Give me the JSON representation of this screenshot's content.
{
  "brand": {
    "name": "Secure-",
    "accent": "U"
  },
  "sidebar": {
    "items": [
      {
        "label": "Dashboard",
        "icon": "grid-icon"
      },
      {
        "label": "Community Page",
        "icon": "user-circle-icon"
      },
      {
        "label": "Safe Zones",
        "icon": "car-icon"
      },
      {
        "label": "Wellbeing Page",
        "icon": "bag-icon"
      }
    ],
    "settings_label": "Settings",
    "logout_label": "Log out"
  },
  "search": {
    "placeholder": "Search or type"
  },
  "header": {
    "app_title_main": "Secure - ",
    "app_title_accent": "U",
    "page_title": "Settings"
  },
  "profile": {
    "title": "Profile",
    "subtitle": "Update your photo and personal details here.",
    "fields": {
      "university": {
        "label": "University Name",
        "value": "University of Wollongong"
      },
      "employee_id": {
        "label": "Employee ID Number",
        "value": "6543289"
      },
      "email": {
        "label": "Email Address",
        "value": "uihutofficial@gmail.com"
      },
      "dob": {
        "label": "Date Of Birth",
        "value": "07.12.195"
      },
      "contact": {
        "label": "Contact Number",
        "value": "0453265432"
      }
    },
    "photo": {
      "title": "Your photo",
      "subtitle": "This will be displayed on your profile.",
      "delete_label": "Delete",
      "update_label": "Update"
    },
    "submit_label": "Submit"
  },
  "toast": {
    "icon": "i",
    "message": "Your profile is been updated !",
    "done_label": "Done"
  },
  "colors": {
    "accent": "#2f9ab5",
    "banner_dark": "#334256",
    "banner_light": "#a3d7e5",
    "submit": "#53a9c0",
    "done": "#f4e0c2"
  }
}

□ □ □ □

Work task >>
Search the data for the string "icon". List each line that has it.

Expected answer >>
        "icon": "grid-icon"
        "icon": "user-circle-icon"
        "icon": "car-icon"
        "icon": "bag-icon"
    "icon": "i",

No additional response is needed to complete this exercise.